Get the look: Dining table, Vitamin. Chairs, Cassina.
This dining area combines contemporary lighting with vintage finds, alongside plenty of lush pot plants.
Get the look The dining chairs are from Rockett St George. These are Smithfield Suspension pendants by Jasper Morrison for Flos.
A tiny bathroom has been transformed into a functional shower room. The foliage is faux due to limited light.
Get the look The bronze wall tiles are by Fired Earth and the faux plants are by Abigail Ahern.
The family’s love of nature played a big role in the design here. In the heart of the house, a lush indoor garden almost screens a Damien Hirst painting. The bamboo will eventually soar through the double-height space.
Get the look The Rainforest marble flooring is from Crystal Tile & Marble; the wood flooring is Trendtime 8 Oak Smoked Elephant Skin from Relative Space. The floor lamp is from Palazzetti. The collection of designer Barbie dolls, in fashions by the likes of Versace and Oscar de la Renta, top left, are displayed in a recessed cabinet made by Prototype Design Lab.
Decadent is not a word you associate with a busy family home, but visitors love the wildness and sense of the unexpected of this east London home. Moody and atmospheric, the living room relies on luxe finishes – marble, brass, leather and lush foliage – for its air of opulence.
Get the look The pendant light is by Soho Home at Liberty. The Tank chairs, rug and mirror salvaged from a train station in the Czech Republic are from Pure White Lines.
This flat only has a small patio, but the indoor/ outdoor space, which used to be a bedroom makes up for that. There’s a delightful sense of flow, from the open-plan kitchen and living space in the front of the flat, via the garden room that the owner created in place of the unwanted bedroom.
Get the look The glazing is a Tekne design, made by Global Steel Fabrications. These are Emery & Cie floor tiles. The vintage armchairs are upholstered in a Josef Frank fabric – visit Svenskt Tenn for similar. The glass artwork, titled Loll, 2016, is by Gabriel Hartley. The work on the wall, titled Ambient Blue, is by Mustafa Hulusi.
Handleless eucalyptus wood units and a living moss wall bring verdant rainforest styling to this kitchen.

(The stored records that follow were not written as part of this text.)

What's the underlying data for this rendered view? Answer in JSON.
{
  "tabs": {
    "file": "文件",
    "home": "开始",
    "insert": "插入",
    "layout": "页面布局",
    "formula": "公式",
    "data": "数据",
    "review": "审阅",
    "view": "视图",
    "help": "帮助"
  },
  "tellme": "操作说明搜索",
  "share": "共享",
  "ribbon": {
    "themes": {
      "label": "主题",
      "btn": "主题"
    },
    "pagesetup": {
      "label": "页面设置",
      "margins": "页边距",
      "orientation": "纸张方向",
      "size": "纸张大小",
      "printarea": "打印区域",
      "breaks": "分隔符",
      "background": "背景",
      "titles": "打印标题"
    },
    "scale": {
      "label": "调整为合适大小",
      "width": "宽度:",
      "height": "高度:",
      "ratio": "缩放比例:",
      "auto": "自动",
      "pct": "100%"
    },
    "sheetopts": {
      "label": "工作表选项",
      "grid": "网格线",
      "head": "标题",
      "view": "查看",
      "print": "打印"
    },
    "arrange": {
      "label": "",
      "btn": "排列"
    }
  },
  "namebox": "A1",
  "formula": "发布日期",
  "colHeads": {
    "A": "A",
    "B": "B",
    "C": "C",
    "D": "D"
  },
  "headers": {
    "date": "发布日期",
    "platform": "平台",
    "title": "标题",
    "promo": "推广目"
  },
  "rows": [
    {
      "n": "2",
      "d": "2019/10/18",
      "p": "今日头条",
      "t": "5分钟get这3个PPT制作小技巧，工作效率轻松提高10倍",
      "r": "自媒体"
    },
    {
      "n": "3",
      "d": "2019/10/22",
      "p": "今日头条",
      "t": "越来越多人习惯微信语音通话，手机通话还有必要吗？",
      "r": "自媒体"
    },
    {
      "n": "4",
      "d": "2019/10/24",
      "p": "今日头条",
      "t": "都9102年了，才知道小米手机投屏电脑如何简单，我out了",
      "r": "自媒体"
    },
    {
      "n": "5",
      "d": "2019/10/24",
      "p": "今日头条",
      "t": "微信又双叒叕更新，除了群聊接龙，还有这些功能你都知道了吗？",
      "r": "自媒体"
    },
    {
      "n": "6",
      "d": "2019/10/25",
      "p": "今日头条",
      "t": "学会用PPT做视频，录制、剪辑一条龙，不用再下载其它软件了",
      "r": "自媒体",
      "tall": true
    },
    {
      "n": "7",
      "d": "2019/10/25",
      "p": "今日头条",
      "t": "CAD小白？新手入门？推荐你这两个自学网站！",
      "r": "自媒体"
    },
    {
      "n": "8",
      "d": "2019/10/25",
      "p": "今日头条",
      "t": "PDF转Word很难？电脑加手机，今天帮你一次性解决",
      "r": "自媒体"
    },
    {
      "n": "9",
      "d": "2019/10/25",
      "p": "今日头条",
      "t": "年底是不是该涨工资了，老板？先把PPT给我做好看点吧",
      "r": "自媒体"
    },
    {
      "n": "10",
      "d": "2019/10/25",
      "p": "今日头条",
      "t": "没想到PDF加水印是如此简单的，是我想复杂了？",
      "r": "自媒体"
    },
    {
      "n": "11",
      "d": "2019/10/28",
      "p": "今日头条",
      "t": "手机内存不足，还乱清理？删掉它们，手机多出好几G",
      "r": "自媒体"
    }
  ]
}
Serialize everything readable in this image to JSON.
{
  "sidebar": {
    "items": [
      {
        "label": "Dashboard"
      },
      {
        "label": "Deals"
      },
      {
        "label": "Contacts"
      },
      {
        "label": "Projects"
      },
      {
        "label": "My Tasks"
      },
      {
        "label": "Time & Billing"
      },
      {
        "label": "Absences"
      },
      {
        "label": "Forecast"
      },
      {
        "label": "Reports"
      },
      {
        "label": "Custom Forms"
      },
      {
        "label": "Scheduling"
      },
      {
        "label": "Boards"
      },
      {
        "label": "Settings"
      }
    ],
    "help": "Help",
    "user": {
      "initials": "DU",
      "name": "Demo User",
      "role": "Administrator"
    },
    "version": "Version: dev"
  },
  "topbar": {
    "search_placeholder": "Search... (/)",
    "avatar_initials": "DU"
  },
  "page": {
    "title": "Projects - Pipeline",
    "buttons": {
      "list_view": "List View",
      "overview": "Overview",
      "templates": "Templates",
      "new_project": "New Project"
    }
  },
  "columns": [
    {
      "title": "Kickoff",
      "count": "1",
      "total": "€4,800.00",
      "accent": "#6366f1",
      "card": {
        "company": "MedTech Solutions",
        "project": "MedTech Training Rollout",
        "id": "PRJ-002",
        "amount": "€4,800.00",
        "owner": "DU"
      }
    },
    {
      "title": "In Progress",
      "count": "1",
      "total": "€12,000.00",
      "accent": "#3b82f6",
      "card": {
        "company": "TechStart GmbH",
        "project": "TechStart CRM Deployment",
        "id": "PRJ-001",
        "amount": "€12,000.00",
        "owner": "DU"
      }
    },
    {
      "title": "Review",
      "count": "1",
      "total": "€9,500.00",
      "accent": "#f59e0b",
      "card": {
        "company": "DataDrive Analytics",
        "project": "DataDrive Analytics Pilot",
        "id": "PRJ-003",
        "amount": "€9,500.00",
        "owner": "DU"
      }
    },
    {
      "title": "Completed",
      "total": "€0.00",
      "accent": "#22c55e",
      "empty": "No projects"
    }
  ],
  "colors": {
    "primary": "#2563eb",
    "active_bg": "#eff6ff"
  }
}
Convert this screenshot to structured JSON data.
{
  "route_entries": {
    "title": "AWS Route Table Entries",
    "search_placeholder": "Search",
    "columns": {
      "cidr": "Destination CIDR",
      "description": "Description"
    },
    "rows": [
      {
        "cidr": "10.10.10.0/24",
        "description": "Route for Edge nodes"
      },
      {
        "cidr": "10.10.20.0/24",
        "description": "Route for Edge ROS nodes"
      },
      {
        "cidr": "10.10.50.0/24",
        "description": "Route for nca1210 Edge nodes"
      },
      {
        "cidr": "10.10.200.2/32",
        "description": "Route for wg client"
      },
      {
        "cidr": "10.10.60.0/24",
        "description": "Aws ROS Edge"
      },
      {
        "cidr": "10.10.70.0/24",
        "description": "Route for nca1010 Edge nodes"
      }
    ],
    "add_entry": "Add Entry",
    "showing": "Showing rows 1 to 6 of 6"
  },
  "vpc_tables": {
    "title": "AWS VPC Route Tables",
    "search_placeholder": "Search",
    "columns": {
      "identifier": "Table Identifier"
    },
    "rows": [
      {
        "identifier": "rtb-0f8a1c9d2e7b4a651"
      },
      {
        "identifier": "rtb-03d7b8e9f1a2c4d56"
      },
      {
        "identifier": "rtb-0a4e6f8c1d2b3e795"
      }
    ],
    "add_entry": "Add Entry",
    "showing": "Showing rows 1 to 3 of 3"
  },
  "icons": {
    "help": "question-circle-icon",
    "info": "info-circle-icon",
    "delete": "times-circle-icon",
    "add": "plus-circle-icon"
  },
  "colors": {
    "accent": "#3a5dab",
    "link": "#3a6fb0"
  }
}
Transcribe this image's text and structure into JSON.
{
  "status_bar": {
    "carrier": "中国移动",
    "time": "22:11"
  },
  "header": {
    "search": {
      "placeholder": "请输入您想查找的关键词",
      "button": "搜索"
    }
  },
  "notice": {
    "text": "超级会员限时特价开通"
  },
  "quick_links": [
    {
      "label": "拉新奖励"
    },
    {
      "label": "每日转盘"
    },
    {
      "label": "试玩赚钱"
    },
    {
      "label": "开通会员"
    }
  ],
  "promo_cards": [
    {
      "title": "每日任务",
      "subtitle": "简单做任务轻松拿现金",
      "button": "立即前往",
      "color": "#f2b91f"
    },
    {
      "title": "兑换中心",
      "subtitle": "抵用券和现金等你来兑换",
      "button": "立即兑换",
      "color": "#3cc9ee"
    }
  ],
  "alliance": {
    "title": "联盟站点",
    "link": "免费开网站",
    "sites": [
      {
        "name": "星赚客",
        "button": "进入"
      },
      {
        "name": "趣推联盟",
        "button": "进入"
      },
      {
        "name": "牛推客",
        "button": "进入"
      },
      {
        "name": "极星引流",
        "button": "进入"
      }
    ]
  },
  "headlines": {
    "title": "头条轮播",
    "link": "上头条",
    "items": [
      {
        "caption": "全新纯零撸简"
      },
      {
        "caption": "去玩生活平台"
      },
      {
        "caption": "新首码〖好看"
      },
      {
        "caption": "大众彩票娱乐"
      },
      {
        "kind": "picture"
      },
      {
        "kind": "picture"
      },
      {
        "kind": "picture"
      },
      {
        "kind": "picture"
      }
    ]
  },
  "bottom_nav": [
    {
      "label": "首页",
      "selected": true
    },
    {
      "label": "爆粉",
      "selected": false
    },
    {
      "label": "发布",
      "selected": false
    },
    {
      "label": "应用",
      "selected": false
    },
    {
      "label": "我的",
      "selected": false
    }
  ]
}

Get the look The kitchen units are by Prototype Design Lab. This is the KWC Eve mixer tap with light. The coffee maker is by Gaggenau.
To keep the look creative rather than confused, designer, Sera of London, artfully employs colour, with a dark ceiling to ground the space. Exposed brick and reclaimed wooden flooring create a handsome, earthy backdrop, that's perked up with plenty of plants.
Get the look Green sofa, Tulip and Bustier lamps, Sera of London Privee. Large planter, bought in Sicily.
This Victorian meets New York loft-style home is full of surprises – including a large fig tree growing through the middle of it…
Get the look: The kitchen is the Cesar Maxima 2.2 designed by Ben Jones of Espresso Design. This is the Table B dining table by BD Barcelona. The Vitra Panton S chairs are available from John Lewis.
A Victorian-style spiral staircase in the light well leads up to a garden.
Get the look: Premier Basements carried out the basement conversion The reclaimed floor tiles are from Bert & May.
This kitchen blurs the line between indoors and out. The space is dominated by the jaw-dropping faux olive tree, which seems to have taken root within the Corian-clad island.
Get the look: The Esteril Siusi faux-timber porcelain flooring is from Eurotiles & Bathrooms
Hanging plants against the wall add to the relaxed, neutral scheme.
Get the look: The plant pots are from botanyshop.co.uk. The basket is by Ikea.
Free-flowing foliage is contained within a structured grid in this urban version of a garden room.
Get the look: The Krossing modular shelving unit by Kriptonite is from The Conran Shop.
A cool, modern way to display an 'indoor garden'. The copper box was a sterilising box for dental tools found in an antiques shop on the Isle of Wight. It was a lucky find and it fitted on that bookshelf perfectly.
Get the look: This is the Network bookcase by Casamania.